“The client’s going to care about their conversions. Overall, their organic traffic. So I try to keep the reports simple so they don’t distract the clients reading them or cause panic for no reason.”
She gives an example of what might cause one of those panics.
“We’ve all had this happen. Keyword XYZ has dropped to this position. It’s not anything to be concerned about.”
Clients get concerned anyway if they see it.
So she focuses clients on conversion data like phone calls and contact forms.
“I don’t include a list of keywords and their rankings. I just include the trend chart of their rankings so they can see if it’s getting better or worse. And the specifics on conversion. Maybe the channels they came from. And how many were completed during the time period? I will include an analysis saying the organic traffic is up this much compared to last year during the same time period. And keep it simple.”
She also includes a section on what Google is up to lately.
“Each month there are multiple things that could be impacting the clients. They could be nervous or scared.”
“GMB suspensions are happening for editing listings. I might say something like: don’t worry, I won’t be making edits to your listings at this time. I’m taking care of it. It gives them that security so they feel confident.
They’re happy they’re paying you. Besides doing the work, once you get to the SEO maintenance phase where you maybe have most of the work done, that’s when they’re going to really appreciate that type of analysis, where you’re still keeping an eye on everything, monitoring and protecting their investment.”
Some of the experts Dani follows are:
Dani encourages other marketers to pay a bit of attention to their work-life balance.
“I know Covid’s been really hard for a lot of people, and some people are desperate for work. Sometimes work-life balance takes a hit. I get that. But it’s really important for mental health as well as the family unit. I love working in SEO, I feel very blessed, but it’s not the only part of my life.”

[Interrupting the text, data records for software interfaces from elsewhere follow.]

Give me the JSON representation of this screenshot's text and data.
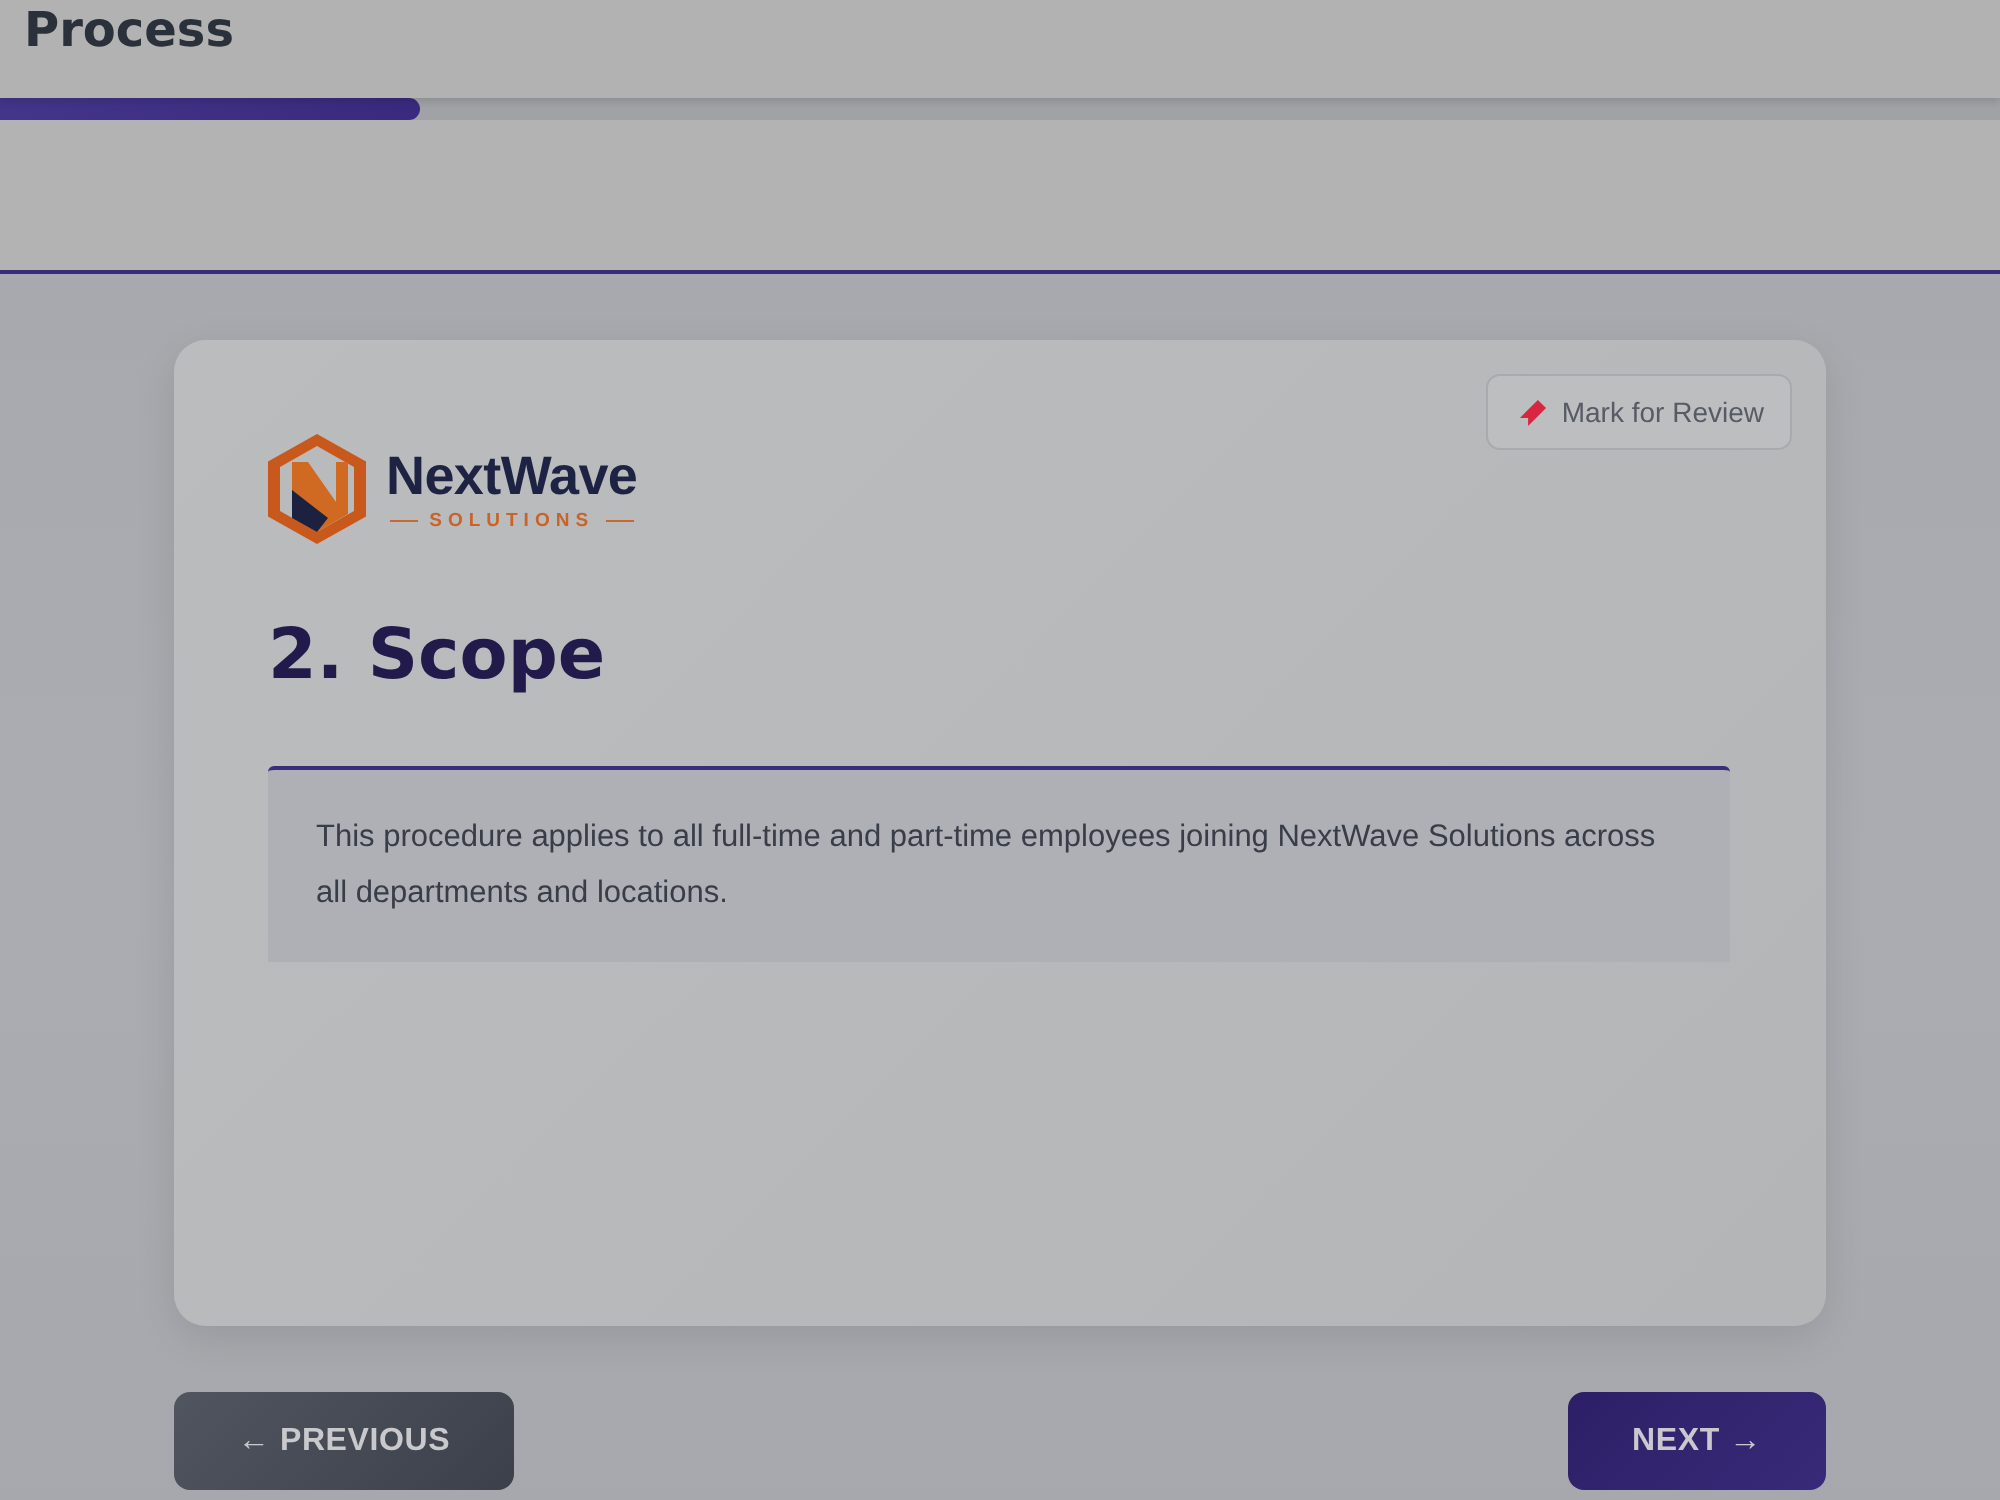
{
  "header": {
    "title": "Process",
    "progress": {
      "level": 0.21
    }
  },
  "card": {
    "review_button": {
      "label": "Mark for Review"
    },
    "logo": {
      "name": "NextWave",
      "tagline": "SOLUTIONS"
    },
    "heading": "2. Scope",
    "body": "This procedure applies to all full-time and part-time employees joining NextWave Solutions across all departments and locations."
  },
  "nav": {
    "previous": "← PREVIOUS",
    "next": "NEXT →"
  }
}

She points out that in the marketing industry, it can be really easy to get hooked into work and to focus on that too much.
“That’s each person’s decision. I just think it’s super important because you can burn yourself out. It’s just something to be conscious of and cognizant of.”
Want to get into some Local SEO training with Dani? Find her on her site or Twitter.